How much do you know about drug abuse?
How much do you know about drug abuse?: If you want to know in detail about drug abuse, you are at the right place. Click here for drug rehab.
Effects and risks of drug use
Alcohol abuse and drug use are of particular concern in the world, which can lead to significant deterioration in people’s health, as well as incidents of violence or crime, changes in quality of life and serious social disorders. Visit this site for drug rehab.
Occurrence and effect
According to statistics from the World Health Organization (WHO), about 15 million people in the world are addicted to both illegal and prescription substances. However, only 10% of the affected population will receive treatment. Repeated drug use causes significant damage to a person’s sense of identity and vital purpose, leading to drug addiction and loss of independence. At other times, it causes significant brain and physical damage, affecting social, work and family functioning. And at the third moment it produces the complete downfall of the individual and his death.
Some opioids are heroin, methadone, oxycodone, tramadol, and morphine. Its abuse can cause respiratory depression, as its effects alter the functioning of the respiratory center located in the brain. This puts the person at considerable risk. As described by the WHO, an opioid overdose is a medical emergency characterized by three signs and symptoms, classified as the “triad of opioid overdose”. These are miosis (narrowed pupils), loss of consciousness and respiratory depression. The situation can worsen if individual opioids are mixed or mixed with alcohol.
Tendency to abuse various types of drugs
- Change humor and social interactions.
- Distort a person’s perception of what is or is not valuable.
- Encourage aggressive or criminal behavior.
- The risk of disease increases.
- Short and long term effects
Psychoactive substances directly affect neurons and glial cells, which can lead to brain death and damage to brain structure and vascularization. Drugs cause brain damage through vascular damage, in accessory cells and directly on neurons. The addict’s brain dies quickly, shrinks in volume, and so functions increasingly erratically.
These negative effects can also spread to the rest of the body, causing damage to the skin, endocrine, cardiovascular, liver and reproductive systems. The changes can be irreversible and fatal. For example, marijuana causes selective damage to the hippocampus, which affects attention and memory, as well as the limbic system, which predisposes to depressive and anxiety disorders. Alcohol damages the liver, leading to cirrhosis and liver failure, as well as global cortical damage at the brain level. On the other hand, cocaine produces vascular microinfarcts in the brain and can lead to heart attacks. The latter is a psychostimulant substance that activates dopamine receptors in the brain. So it acts directly in the mesolimbic reward circuit, producing euphoria, tachycardia, and an enhanced sense of reality.

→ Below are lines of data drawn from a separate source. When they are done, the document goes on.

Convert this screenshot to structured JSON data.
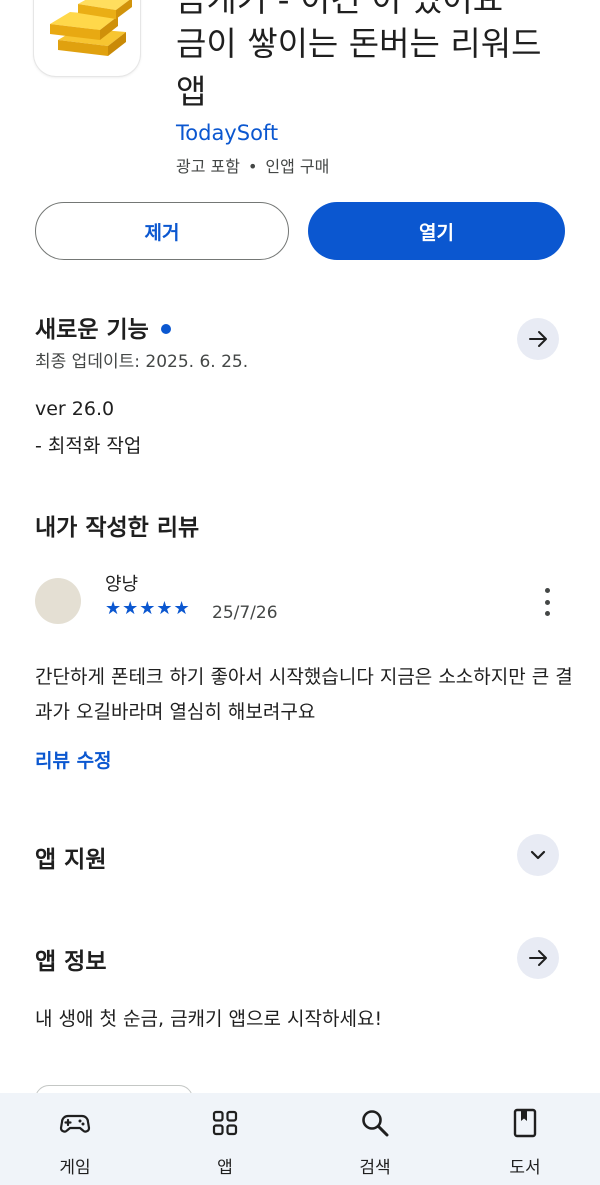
{
  "app": {
    "title_line1": "금캐기 - 이건 이 있어요",
    "title_line2": "금이 쌓이는 돈버는 리워드",
    "title_line3": "앱",
    "developer": "TodaySoft",
    "meta_ads": "광고 포함",
    "meta_dot": "•",
    "meta_iap": "인앱 구매",
    "icon": "gold-bars-icon"
  },
  "actions": {
    "remove_label": "제거",
    "open_label": "열기"
  },
  "whats_new": {
    "title": "새로운 기능",
    "last_updated": "최종 업데이트: 2025. 6. 25.",
    "version": "ver 26.0",
    "note": "- 최적화 작업"
  },
  "my_review": {
    "title": "내가 작성한 리뷰",
    "reviewer": "양냥",
    "rating": 5,
    "stars": "★★★★★",
    "date": "25/7/26",
    "text": "간단하게 폰테크 하기 좋아서 시작했습니다 지금은 소소하지만 큰 결과가 오길바라며 열심히 해보려구요",
    "edit_label": "리뷰 수정"
  },
  "app_support": {
    "title": "앱 지원"
  },
  "app_info": {
    "title": "앱 정보",
    "description": "내 생애 첫 순금, 금캐기 앱으로 시작하세요!"
  },
  "bottom_nav": {
    "items": [
      {
        "label": "게임",
        "icon": "gamepad-icon"
      },
      {
        "label": "앱",
        "icon": "apps-grid-icon"
      },
      {
        "label": "검색",
        "icon": "search-icon"
      },
      {
        "label": "도서",
        "icon": "book-icon"
      }
    ]
  },
  "colors": {
    "accent": "#0b57d0",
    "nav_bg": "#f0f4f9",
    "circle_btn_bg": "#e8ebf4"
  }
}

In the long term, the brain adapts by sparing activity, reducing energy levels and enthusiasm, and the person remains in a persistent depressive lethargy that is only released when they consume again. This is overdone every time, just to stop feeling bad. On the other hand, drug use leads to a vicious cycle, as these substances create addiction and the desire to use them, resulting in withdrawal syndrome. Tachycardia and an expanded sense of reality. In the long term, the brain adapts by sparing activity, reducing energy levels and enthusiasm, and the person remains in a persistent depressive lethargy that is only released when they consume again.